> _Problem statement_:
Would you filter these records and copy every line that has the word "your"?

> _Records provided_:
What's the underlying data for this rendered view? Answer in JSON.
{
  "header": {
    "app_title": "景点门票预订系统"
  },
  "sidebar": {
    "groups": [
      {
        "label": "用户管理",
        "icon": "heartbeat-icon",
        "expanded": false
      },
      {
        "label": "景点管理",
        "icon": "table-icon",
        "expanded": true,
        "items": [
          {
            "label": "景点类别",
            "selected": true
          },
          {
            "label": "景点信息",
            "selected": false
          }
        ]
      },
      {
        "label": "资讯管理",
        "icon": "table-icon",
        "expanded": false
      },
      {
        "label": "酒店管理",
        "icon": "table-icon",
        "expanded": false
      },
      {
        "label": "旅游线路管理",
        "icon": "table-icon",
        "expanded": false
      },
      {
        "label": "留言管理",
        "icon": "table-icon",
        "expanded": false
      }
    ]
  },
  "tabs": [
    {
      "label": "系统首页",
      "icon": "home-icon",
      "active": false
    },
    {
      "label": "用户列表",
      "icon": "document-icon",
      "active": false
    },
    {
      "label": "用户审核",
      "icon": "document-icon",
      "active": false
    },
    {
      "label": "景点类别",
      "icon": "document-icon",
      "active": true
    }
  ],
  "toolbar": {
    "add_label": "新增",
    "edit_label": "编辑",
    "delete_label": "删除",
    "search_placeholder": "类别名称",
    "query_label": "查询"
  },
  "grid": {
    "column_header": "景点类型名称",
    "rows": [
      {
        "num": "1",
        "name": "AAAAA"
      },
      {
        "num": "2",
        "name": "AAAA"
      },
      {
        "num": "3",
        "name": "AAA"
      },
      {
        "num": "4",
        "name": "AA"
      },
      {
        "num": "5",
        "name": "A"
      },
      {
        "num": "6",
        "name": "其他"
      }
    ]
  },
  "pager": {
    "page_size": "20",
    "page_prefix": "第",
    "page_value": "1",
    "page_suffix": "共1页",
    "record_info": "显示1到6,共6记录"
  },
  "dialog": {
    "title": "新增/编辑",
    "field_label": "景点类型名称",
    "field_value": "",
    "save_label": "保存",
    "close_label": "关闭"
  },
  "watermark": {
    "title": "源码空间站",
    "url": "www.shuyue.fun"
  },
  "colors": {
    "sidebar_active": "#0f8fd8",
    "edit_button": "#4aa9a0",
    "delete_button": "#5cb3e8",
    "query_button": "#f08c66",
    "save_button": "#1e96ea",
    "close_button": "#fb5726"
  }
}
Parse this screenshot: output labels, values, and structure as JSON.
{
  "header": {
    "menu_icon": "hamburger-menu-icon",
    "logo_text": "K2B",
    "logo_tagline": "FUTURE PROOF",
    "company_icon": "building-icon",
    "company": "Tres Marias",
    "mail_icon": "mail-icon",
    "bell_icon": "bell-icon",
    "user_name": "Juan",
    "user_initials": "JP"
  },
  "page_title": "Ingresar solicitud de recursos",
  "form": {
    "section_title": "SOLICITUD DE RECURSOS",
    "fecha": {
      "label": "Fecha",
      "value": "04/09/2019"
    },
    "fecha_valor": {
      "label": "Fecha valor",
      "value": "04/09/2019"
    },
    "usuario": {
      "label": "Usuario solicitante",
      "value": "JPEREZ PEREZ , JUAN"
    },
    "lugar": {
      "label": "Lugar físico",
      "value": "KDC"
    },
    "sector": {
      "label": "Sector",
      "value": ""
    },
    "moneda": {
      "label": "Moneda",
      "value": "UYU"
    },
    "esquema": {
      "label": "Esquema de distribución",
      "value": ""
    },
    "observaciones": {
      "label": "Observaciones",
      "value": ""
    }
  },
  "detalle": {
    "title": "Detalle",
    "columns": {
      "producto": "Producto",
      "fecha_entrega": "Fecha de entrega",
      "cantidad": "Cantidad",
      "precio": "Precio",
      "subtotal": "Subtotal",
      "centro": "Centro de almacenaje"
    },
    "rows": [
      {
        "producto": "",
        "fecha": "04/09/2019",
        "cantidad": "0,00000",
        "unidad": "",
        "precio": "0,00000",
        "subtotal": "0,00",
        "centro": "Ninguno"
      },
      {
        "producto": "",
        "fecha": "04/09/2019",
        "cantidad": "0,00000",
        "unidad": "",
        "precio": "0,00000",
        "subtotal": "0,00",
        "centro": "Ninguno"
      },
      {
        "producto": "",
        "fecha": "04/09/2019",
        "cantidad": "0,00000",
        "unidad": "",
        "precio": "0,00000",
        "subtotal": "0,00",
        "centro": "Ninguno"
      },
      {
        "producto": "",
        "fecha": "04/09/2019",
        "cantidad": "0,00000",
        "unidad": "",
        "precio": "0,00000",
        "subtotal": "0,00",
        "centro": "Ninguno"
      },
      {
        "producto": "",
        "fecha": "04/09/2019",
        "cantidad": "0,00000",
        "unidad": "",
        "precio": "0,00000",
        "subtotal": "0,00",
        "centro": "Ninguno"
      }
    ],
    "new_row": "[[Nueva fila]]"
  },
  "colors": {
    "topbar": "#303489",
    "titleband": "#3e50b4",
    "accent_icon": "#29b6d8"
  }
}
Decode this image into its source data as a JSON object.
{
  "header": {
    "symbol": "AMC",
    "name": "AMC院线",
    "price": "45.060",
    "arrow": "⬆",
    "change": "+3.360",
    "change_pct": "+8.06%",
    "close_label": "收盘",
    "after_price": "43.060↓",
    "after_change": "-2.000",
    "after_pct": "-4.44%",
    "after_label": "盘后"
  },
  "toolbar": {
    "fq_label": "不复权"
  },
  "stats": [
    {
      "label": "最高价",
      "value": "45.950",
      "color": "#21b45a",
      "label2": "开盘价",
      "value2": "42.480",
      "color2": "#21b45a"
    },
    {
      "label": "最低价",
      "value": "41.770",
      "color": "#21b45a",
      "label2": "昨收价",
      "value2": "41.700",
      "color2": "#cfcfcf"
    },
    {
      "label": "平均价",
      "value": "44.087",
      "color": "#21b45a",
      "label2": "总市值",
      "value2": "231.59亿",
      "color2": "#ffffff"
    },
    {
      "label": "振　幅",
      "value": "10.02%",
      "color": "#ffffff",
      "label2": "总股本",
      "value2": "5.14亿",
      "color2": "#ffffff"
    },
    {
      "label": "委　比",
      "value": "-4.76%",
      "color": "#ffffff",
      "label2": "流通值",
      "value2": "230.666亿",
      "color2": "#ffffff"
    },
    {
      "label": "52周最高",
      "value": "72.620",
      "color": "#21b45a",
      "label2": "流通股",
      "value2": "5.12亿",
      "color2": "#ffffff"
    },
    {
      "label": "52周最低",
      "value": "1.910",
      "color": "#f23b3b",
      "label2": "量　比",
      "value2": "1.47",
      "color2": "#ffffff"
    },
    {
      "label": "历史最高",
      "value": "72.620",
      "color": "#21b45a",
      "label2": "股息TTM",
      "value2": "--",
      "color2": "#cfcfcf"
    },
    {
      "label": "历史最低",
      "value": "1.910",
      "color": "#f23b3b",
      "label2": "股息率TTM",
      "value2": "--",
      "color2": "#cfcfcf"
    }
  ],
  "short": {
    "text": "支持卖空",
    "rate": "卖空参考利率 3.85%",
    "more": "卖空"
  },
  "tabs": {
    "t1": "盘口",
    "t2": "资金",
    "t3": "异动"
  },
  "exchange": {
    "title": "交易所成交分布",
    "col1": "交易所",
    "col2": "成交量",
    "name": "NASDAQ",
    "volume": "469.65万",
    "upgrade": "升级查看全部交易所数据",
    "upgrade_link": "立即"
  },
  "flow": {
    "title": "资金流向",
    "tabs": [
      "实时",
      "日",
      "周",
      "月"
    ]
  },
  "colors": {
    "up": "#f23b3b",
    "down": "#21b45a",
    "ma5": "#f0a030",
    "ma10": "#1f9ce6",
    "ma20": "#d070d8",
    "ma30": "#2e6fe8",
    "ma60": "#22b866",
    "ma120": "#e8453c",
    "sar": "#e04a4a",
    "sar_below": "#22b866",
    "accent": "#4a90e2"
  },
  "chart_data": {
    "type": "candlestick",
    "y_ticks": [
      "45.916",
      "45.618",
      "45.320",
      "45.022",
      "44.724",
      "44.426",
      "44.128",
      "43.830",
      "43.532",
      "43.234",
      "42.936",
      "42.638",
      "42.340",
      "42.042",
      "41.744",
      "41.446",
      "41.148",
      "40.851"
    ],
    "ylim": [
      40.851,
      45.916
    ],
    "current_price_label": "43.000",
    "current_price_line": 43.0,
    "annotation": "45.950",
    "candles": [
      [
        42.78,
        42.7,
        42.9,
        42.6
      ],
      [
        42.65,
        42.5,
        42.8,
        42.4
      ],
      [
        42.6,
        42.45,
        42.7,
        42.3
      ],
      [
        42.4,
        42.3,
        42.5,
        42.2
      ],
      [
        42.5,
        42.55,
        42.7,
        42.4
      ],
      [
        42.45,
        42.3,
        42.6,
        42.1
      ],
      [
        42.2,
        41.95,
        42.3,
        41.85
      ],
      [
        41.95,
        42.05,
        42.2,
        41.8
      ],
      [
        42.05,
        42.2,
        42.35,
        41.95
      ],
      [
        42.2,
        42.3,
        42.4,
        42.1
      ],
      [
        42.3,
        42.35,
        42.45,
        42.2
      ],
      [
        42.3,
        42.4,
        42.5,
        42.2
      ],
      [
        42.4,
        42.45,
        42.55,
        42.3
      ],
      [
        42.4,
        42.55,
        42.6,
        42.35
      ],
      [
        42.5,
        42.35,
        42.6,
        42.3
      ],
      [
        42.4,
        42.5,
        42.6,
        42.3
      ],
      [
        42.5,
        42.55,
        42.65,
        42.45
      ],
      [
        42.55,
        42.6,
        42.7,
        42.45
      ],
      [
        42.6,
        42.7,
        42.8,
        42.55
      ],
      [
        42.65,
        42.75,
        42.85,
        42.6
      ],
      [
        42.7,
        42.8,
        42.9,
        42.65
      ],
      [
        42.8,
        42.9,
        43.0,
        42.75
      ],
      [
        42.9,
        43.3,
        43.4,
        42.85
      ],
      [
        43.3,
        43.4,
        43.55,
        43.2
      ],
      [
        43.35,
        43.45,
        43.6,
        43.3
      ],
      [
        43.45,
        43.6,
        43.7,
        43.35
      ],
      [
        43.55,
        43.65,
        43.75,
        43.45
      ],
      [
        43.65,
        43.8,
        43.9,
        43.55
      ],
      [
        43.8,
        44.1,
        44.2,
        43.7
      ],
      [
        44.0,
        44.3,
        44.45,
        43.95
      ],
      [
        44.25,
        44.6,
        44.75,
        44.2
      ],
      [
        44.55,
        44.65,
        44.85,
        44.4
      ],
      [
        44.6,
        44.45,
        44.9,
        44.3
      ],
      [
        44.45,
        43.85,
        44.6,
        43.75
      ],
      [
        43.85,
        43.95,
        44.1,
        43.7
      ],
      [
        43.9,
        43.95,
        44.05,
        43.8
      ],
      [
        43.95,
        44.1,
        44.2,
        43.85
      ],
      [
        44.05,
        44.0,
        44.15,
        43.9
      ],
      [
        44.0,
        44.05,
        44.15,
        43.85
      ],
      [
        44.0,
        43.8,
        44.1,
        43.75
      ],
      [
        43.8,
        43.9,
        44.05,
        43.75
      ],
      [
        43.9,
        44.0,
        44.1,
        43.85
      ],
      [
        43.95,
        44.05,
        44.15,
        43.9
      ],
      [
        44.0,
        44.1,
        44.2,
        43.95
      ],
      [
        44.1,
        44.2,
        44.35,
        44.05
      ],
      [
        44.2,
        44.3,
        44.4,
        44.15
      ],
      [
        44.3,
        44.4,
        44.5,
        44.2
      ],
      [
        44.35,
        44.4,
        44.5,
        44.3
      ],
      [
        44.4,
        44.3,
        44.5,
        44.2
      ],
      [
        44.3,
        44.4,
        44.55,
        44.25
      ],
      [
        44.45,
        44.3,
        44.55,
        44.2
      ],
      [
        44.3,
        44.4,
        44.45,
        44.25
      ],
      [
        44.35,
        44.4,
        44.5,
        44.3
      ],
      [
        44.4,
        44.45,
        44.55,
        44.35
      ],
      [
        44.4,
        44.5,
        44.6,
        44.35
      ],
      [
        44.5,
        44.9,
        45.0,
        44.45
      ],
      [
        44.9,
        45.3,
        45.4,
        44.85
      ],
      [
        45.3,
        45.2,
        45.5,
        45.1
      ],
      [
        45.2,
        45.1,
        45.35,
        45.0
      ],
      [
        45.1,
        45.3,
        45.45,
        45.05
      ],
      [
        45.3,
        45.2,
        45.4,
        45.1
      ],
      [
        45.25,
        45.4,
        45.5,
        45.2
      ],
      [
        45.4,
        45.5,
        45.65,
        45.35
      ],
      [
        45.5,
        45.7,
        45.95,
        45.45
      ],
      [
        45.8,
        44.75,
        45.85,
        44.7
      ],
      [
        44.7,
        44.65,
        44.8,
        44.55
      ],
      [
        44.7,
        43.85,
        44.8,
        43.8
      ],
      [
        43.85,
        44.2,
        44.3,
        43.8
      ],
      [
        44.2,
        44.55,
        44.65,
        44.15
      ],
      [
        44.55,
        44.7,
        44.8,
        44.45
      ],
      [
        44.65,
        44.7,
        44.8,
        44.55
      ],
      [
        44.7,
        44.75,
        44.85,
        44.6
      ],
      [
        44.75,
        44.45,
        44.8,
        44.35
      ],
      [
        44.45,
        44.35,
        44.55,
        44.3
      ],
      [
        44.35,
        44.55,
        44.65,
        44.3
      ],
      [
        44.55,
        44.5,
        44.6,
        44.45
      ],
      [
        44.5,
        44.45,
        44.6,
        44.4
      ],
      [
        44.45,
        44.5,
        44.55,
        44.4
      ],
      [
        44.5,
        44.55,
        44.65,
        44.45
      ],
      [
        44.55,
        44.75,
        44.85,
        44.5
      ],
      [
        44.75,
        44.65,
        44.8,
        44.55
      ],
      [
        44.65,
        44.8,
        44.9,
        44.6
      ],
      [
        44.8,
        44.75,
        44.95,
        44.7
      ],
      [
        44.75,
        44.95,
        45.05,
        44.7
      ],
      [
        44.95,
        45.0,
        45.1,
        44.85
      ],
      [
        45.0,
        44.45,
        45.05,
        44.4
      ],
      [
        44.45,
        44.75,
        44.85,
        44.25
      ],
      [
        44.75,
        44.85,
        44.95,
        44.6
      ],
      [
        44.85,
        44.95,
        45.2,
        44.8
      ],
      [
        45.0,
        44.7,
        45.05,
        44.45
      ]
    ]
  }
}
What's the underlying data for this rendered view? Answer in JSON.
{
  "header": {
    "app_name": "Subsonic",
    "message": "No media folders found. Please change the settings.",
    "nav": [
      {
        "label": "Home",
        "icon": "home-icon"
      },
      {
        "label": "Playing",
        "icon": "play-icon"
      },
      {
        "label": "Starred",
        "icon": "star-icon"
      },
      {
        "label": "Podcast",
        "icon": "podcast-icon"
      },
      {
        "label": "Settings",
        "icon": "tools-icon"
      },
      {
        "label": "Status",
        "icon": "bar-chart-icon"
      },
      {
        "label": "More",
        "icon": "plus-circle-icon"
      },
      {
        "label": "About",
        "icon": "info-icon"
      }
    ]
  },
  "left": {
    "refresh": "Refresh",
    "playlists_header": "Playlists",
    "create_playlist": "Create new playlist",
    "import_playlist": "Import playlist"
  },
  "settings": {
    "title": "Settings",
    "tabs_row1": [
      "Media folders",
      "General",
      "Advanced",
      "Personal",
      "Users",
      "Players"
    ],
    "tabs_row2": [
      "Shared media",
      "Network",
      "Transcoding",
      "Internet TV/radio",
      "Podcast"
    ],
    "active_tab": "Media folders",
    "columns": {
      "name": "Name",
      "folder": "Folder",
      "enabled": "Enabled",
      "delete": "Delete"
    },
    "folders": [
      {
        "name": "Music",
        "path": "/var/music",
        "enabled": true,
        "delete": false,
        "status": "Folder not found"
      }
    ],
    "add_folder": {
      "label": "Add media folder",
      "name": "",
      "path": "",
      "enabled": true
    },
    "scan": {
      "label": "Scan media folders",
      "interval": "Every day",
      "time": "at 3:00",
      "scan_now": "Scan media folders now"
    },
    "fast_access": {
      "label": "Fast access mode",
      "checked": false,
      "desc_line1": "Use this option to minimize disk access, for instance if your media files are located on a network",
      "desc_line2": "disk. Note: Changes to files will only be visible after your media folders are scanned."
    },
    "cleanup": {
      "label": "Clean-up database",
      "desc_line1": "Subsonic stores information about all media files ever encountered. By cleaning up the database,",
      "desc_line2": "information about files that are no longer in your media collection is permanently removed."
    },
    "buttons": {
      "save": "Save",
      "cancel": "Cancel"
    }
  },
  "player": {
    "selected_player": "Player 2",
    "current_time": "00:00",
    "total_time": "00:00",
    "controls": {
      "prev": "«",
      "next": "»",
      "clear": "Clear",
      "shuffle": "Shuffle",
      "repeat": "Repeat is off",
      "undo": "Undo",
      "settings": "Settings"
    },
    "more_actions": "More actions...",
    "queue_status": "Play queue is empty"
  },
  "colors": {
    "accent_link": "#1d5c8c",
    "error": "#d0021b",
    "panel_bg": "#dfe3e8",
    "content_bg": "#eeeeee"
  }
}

> _Solved exercise_:
      "desc_line1": "Use this option to minimize disk access, for instance if your media files are located on a network",
      "desc_line2": "disk. Note: Changes to files will only be visible after your media folders are scanned."
      "desc_line2": "information about files that are no longer in your media collection is permanently removed."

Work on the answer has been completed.